“Since that time I have gone on to develop classes for beginning photographers through advanced shooters,” Hulvat says. “Teaching allows me to share my love for the medium with those hungry to find their voice through photography.”
Today Hulvat teaches photography to disadvantaged youth through the Photo Documentary Project. This innovative jobs-training program, based at the Banana Factory in Bethlehem, Pennsylvania, represents a unique partnership of ArtsQuest, CareerLink and the The Lehigh Valley Workforce Investment Board, Inc.
“I have also taught photography to three- to five-year-olds with Pasela: Art as a Way of Learning,” Hulvat says. “I also learned an incredible amount about teaching by inspiring middle-schoolers with the B-Smart after-school program. Additionally, I spent three years developing and implementing educational programs at a leading Pennsylvania camera store.”

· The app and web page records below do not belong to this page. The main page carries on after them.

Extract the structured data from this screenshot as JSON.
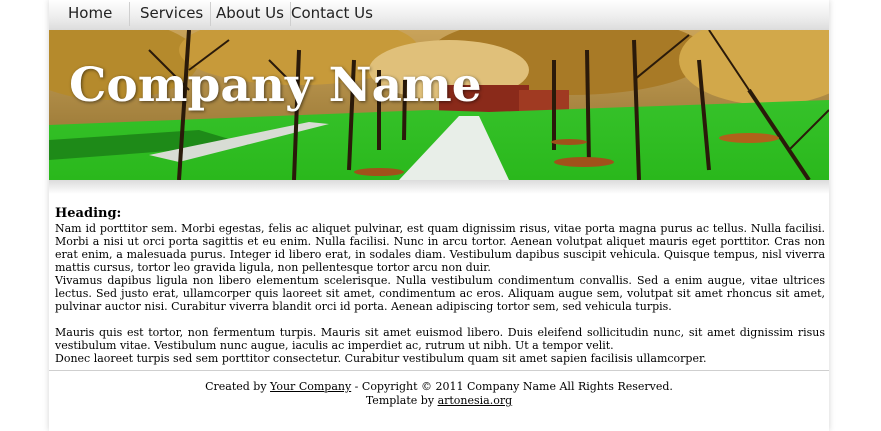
{
  "nav": {
    "items": [
      {
        "label": "Home"
      },
      {
        "label": "Services"
      },
      {
        "label": "About Us"
      },
      {
        "label": "Contact Us"
      }
    ]
  },
  "banner": {
    "title": "Company Name"
  },
  "content": {
    "heading": "Heading:",
    "paragraphs": [
      "Nam id porttitor sem. Morbi egestas, felis ac aliquet pulvinar, est quam dignissim risus, vitae porta magna purus ac tellus. Nulla facilisi. Morbi a nisi ut orci porta sagittis et eu enim. Nulla facilisi. Nunc in arcu tortor. Aenean volutpat aliquet mauris eget porttitor. Cras non erat enim, a malesuada purus. Integer id libero erat, in sodales diam. Vestibulum dapibus suscipit vehicula. Quisque tempus, nisl viverra mattis cursus, tortor leo gravida ligula, non pellentesque tortor arcu non duir.",
      "Vivamus dapibus ligula non libero elementum scelerisque. Nulla vestibulum condimentum convallis. Sed a enim augue, vitae ultrices lectus. Sed justo erat, ullamcorper quis laoreet sit amet, condimentum ac eros. Aliquam augue sem, volutpat sit amet rhoncus sit amet, pulvinar auctor nisi. Curabitur viverra blandit orci id porta. Aenean adipiscing tortor sem, sed vehicula turpis.",
      "Mauris quis est tortor, non fermentum turpis. Mauris sit amet euismod libero. Duis eleifend sollicitudin nunc, sit amet dignissim risus vestibulum vitae. Vestibulum nunc augue, iaculis ac imperdiet ac, rutrum ut nibh. Ut a tempor velit.",
      "Donec laoreet turpis sed sem porttitor consectetur. Curabitur vestibulum quam sit amet sapien facilisis ullamcorper."
    ]
  },
  "footer": {
    "created_prefix": "Created by ",
    "company_link": "Your Company",
    "copyright": " - Copyright © 2011 Company Name All Rights Reserved.",
    "template_prefix": "Template by ",
    "template_link": "artonesia.org"
  }
}
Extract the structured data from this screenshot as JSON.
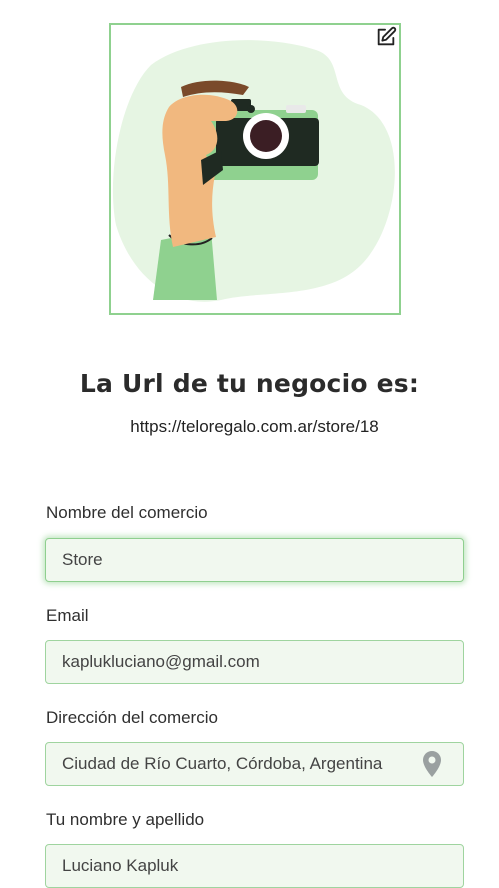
{
  "profile": {
    "photo_alt": "Ilustración de una mano sosteniendo una cámara",
    "edit_icon": "edit-icon"
  },
  "store_url": {
    "title": "La Url de tu negocio es:",
    "value": "https://teloregalo.com.ar/store/18"
  },
  "form": {
    "store_name": {
      "label": "Nombre del comercio",
      "value": "Store"
    },
    "email": {
      "label": "Email",
      "value": "kaplukluciano@gmail.com"
    },
    "address": {
      "label": "Dirección del comercio",
      "value": "Ciudad de Río Cuarto, Córdoba, Argentina",
      "icon": "location-pin-icon"
    },
    "full_name": {
      "label": "Tu nombre y apellido",
      "value": "Luciano Kapluk"
    }
  },
  "colors": {
    "accent": "#8fd18f",
    "field_bg": "#f1f8ef",
    "text": "#2b2b2b"
  }
}
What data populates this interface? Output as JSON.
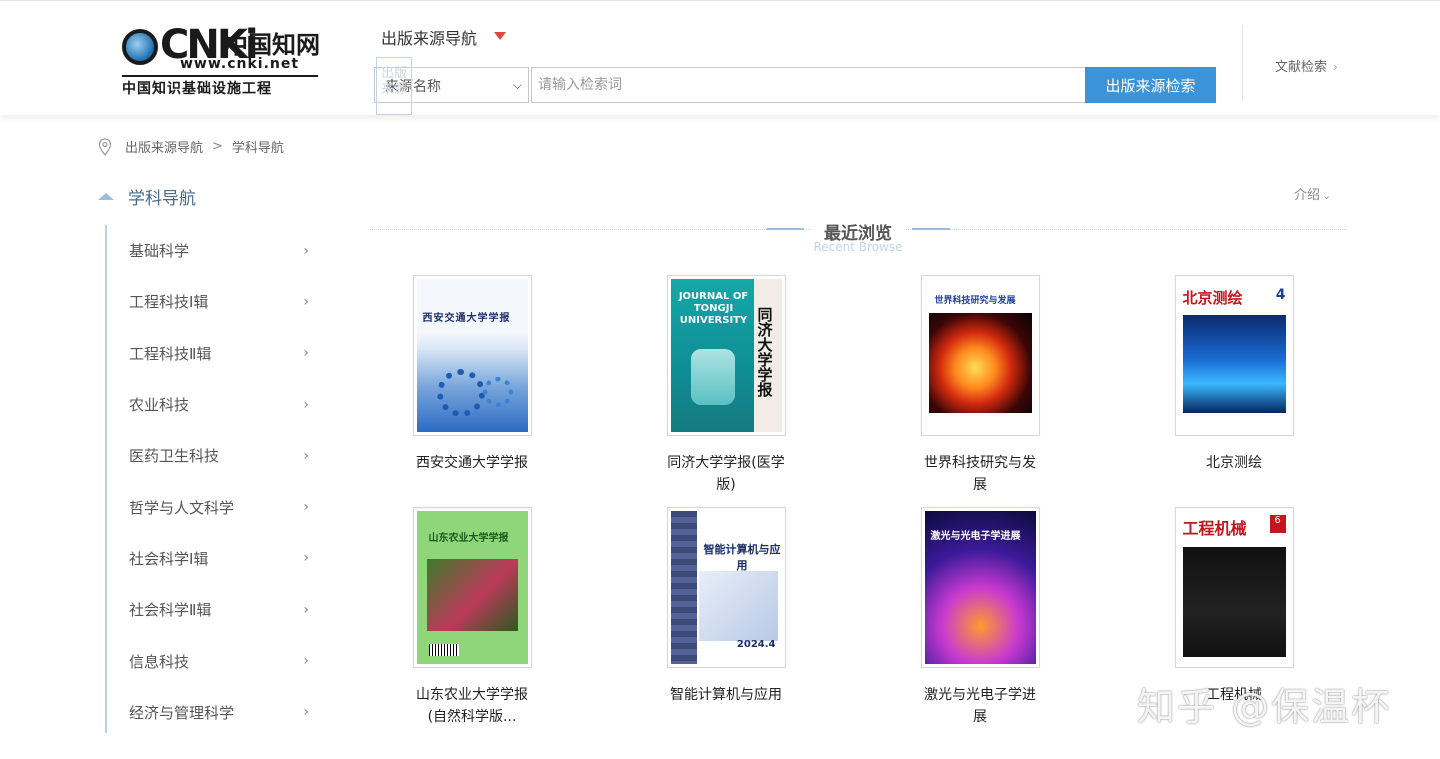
{
  "header": {
    "logo": {
      "wordmark": "CNKi",
      "cn_name": "中国知网",
      "url": "www.cnki.net",
      "tagline": "中国知识基础设施工程"
    },
    "nav_title": "出版来源导航",
    "search": {
      "field_select": "来源名称",
      "ghost_text": "出版来源",
      "placeholder": "请输入检索词",
      "button_label": "出版来源检索"
    },
    "lit_search_link": "文献检索"
  },
  "breadcrumb": [
    "出版来源导航",
    ">",
    "学科导航"
  ],
  "sidebar": {
    "title": "学科导航",
    "items": [
      {
        "label": "基础科学"
      },
      {
        "label": "工程科技Ⅰ辑"
      },
      {
        "label": "工程科技Ⅱ辑"
      },
      {
        "label": "农业科技"
      },
      {
        "label": "医药卫生科技"
      },
      {
        "label": "哲学与人文科学"
      },
      {
        "label": "社会科学Ⅰ辑"
      },
      {
        "label": "社会科学Ⅱ辑"
      },
      {
        "label": "信息科技"
      },
      {
        "label": "经济与管理科学"
      }
    ]
  },
  "intro_link": "介绍",
  "recent": {
    "title": "最近浏览",
    "subtitle": "Recent Browse",
    "items": [
      {
        "name": "西安交通大学学报",
        "cover_title": "西安交通大学学报"
      },
      {
        "name": "同济大学学报(医学版)",
        "cover_title": "同济大学学报",
        "cover_sub": "JOURNAL OF TONGJI UNIVERSITY"
      },
      {
        "name": "世界科技研究与发展",
        "cover_title": "世界科技研究与发展"
      },
      {
        "name": "北京测绘",
        "cover_title": "北京测绘",
        "cover_num": "4"
      },
      {
        "name": "山东农业大学学报(自然科学版...",
        "cover_title": "山东农业大学学报"
      },
      {
        "name": "智能计算机与应用",
        "cover_title": "智能计算机与应用",
        "cover_year": "2024.4"
      },
      {
        "name": "激光与光电子学进展",
        "cover_title": "激光与光电子学进展"
      },
      {
        "name": "工程机械",
        "cover_title": "工程机械",
        "cover_num": "6"
      }
    ]
  },
  "watermark": "知乎 @保温杯",
  "colors": {
    "accent_blue": "#3b94d9",
    "caret_red": "#e0463b",
    "sidebar_line": "#b9d3ee"
  }
}
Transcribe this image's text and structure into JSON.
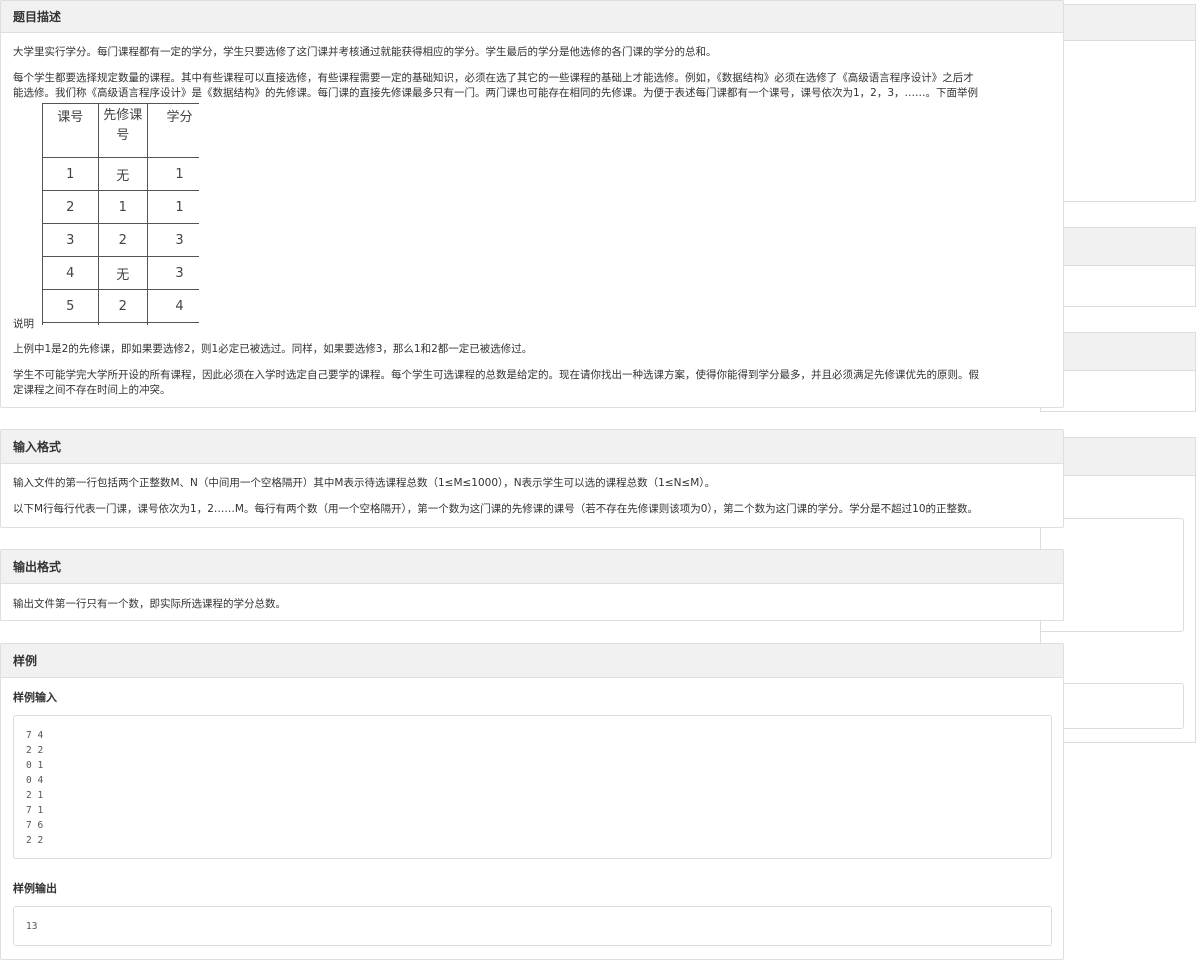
{
  "description": {
    "title": "题目描述",
    "p1": "大学里实行学分。每门课程都有一定的学分，学生只要选修了这门课并考核通过就能获得相应的学分。学生最后的学分是他选修的各门课的学分的总和。",
    "p2_line1": "每个学生都要选择规定数量的课程。其中有些课程可以直接选修，有些课程需要一定的基础知识，必须在选了其它的一些课程的基础上才能选修。例如，《数据结构》必须在选修了《高级语言程序设计》之后才",
    "p2_line2": "能选修。我们称《高级语言程序设计》是《数据结构》的先修课。每门课的直接先修课最多只有一门。两门课也可能存在相同的先修课。为便于表述每门课都有一个课号，课号依次为1，2，3，……。下面举例",
    "table_headers": [
      "课号",
      "先修课号",
      "学分"
    ],
    "table_rows": [
      [
        "1",
        "无",
        "1"
      ],
      [
        "2",
        "1",
        "1"
      ],
      [
        "3",
        "2",
        "3"
      ],
      [
        "4",
        "无",
        "3"
      ],
      [
        "5",
        "2",
        "4"
      ]
    ],
    "shuoming": "说明",
    "p3": "上例中1是2的先修课，即如果要选修2，则1必定已被选过。同样，如果要选修3，那么1和2都一定已被选修过。",
    "p4_line1": "学生不可能学完大学所开设的所有课程，因此必须在入学时选定自己要学的课程。每个学生可选课程的总数是给定的。现在请你找出一种选课方案，使得你能得到学分最多，并且必须满足先修课优先的原则。假",
    "p4_line2": "定课程之间不存在时间上的冲突。"
  },
  "input_format": {
    "title": "输入格式",
    "p1": "输入文件的第一行包括两个正整数M、N（中间用一个空格隔开）其中M表示待选课程总数（1≤M≤1000），N表示学生可以选的课程总数（1≤N≤M）。",
    "p2": "以下M行每行代表一门课，课号依次为1，2……M。每行有两个数（用一个空格隔开），第一个数为这门课的先修课的课号（若不存在先修课则该项为0），第二个数为这门课的学分。学分是不超过10的正整数。"
  },
  "output_format": {
    "title": "输出格式",
    "p1": "输出文件第一行只有一个数，即实际所选课程的学分总数。"
  },
  "sample": {
    "title": "样例",
    "input_label": "样例输入",
    "input_code": "7 4\n2 2\n0 1\n0 4\n2 1\n7 1\n7 6\n2 2",
    "output_label": "样例输出",
    "output_code": "13"
  }
}
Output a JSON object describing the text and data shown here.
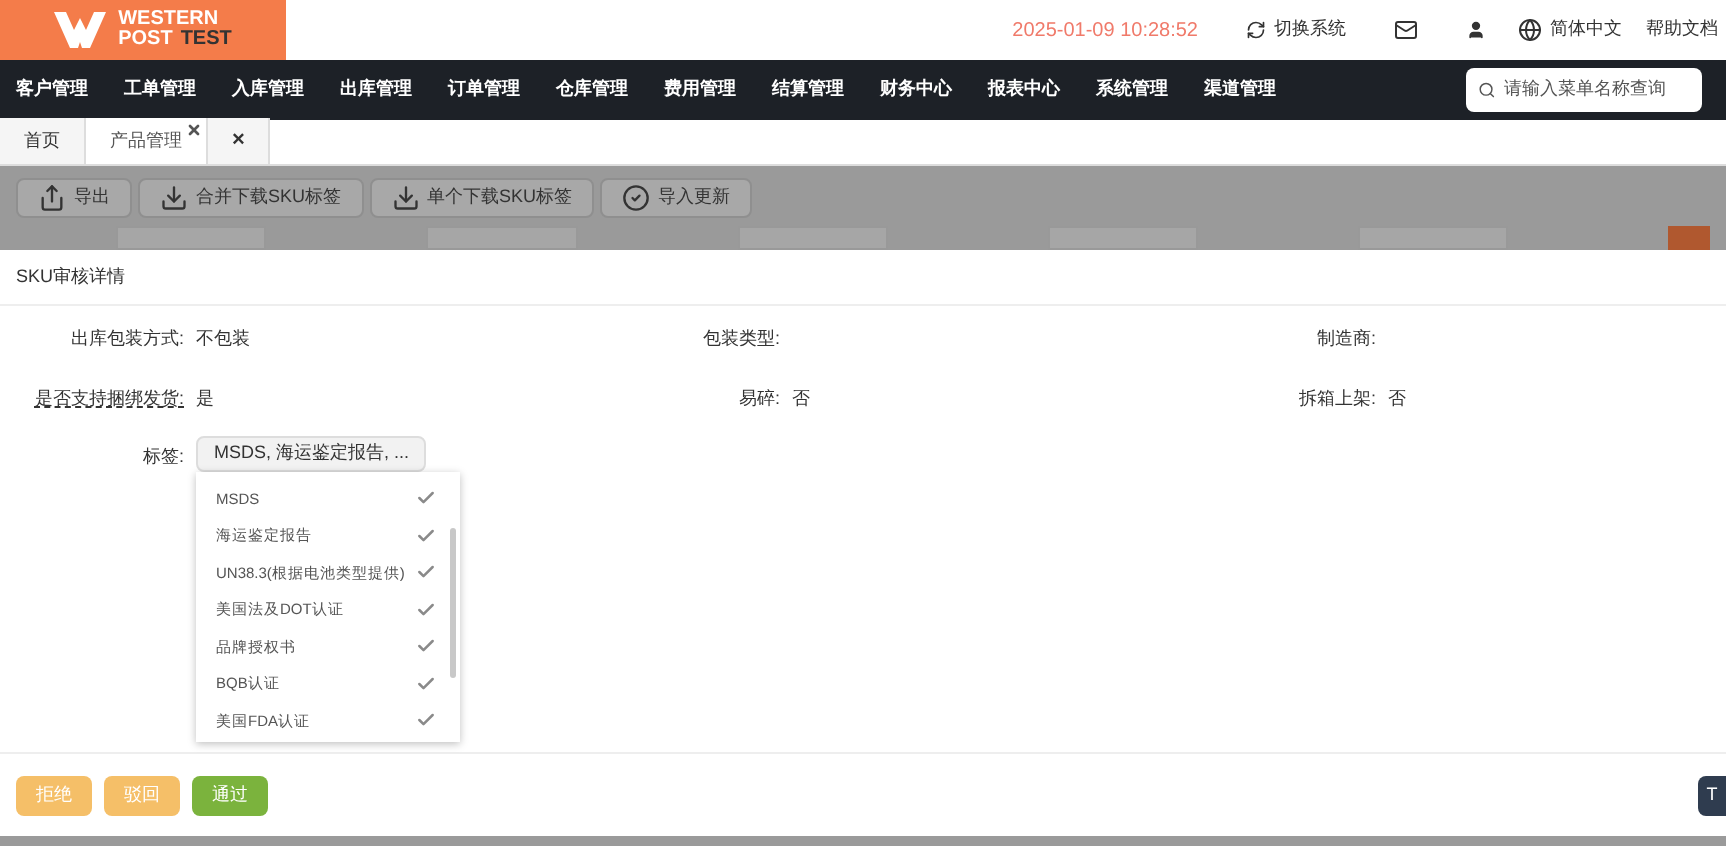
{
  "header": {
    "logo_line1": "WESTERN",
    "logo_line2_a": "POST",
    "logo_line2_b": "TEST",
    "datetime": "2025-01-09 10:28:52",
    "switch_system": "切换系统",
    "language": "简体中文",
    "help": "帮助文档"
  },
  "nav": {
    "items": [
      "客户管理",
      "工单管理",
      "入库管理",
      "出库管理",
      "订单管理",
      "仓库管理",
      "费用管理",
      "结算管理",
      "财务中心",
      "报表中心",
      "系统管理",
      "渠道管理"
    ],
    "search": {
      "placeholder": "请输入菜单名称查询"
    }
  },
  "tabs": [
    {
      "label": "首页",
      "selected": false,
      "closable": false
    },
    {
      "label": "产品管理",
      "selected": true,
      "closable": true
    }
  ],
  "close_all": "×",
  "toolbar": [
    {
      "label": "导出",
      "kind": "export"
    },
    {
      "label": "合并下载SKU标签",
      "kind": "download"
    },
    {
      "label": "单个下载SKU标签",
      "kind": "download"
    },
    {
      "label": "导入更新",
      "kind": "import"
    }
  ],
  "modal": {
    "title": "SKU审核详情",
    "fields": [
      {
        "label": "出库包装方式:",
        "value": "不包装",
        "dashed": false
      },
      {
        "label": "包装类型:",
        "dashed": false
      },
      {
        "label": "制造商:",
        "dashed": false
      },
      {
        "label": "是否支持捆绑发货:",
        "value": "是",
        "dashed": true
      },
      {
        "label": "易碎:",
        "value": "否",
        "dashed": false
      },
      {
        "label": "拆箱上架:",
        "value": "否",
        "dashed": false
      }
    ],
    "tag_label": "标签:",
    "tag_value": "MSDS, 海运鉴定报告, ...",
    "tag_options": [
      {
        "label": "MSDS",
        "checked": true
      },
      {
        "label": "海运鉴定报告",
        "checked": true
      },
      {
        "label": "UN38.3(根据电池类型提供)",
        "checked": true
      },
      {
        "label": "美国法及DOT认证",
        "checked": true
      },
      {
        "label": "品牌授权书",
        "checked": true
      },
      {
        "label": "BQB认证",
        "checked": true
      },
      {
        "label": "美国FDA认证",
        "checked": true
      }
    ],
    "buttons": [
      {
        "label": "拒绝",
        "kind": "warning"
      },
      {
        "label": "驳回",
        "kind": "warning"
      },
      {
        "label": "通过",
        "kind": "success"
      }
    ],
    "corner_button": "T"
  }
}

Creating and teaching such programs as Zen and the Art of Photography, Digital Journaling, Kids Summer Camp, and Principles of Design and Composition for Photographers has provided Hulvat with a visual “voice” that inspires students of every age.
Photography is a deceptively simple medium, especially in a digital age when competent pictures are a snap. “But to take a photograph that is exceptional and deep—and to be able to do that on a consistent basis—often takes a lifetime of experience,” Hulvat says. “That’s awesome because photography is more than mastery over a physical and technological medium. Great photography draws upon who we are and the life views that we hold. It is a mirror to what we love and fear, and provides opportunities to explore subjects one might be too timid to explore without the excuse of a camera.”
In summary, Hulvat notes, “Photographers are voyeurs.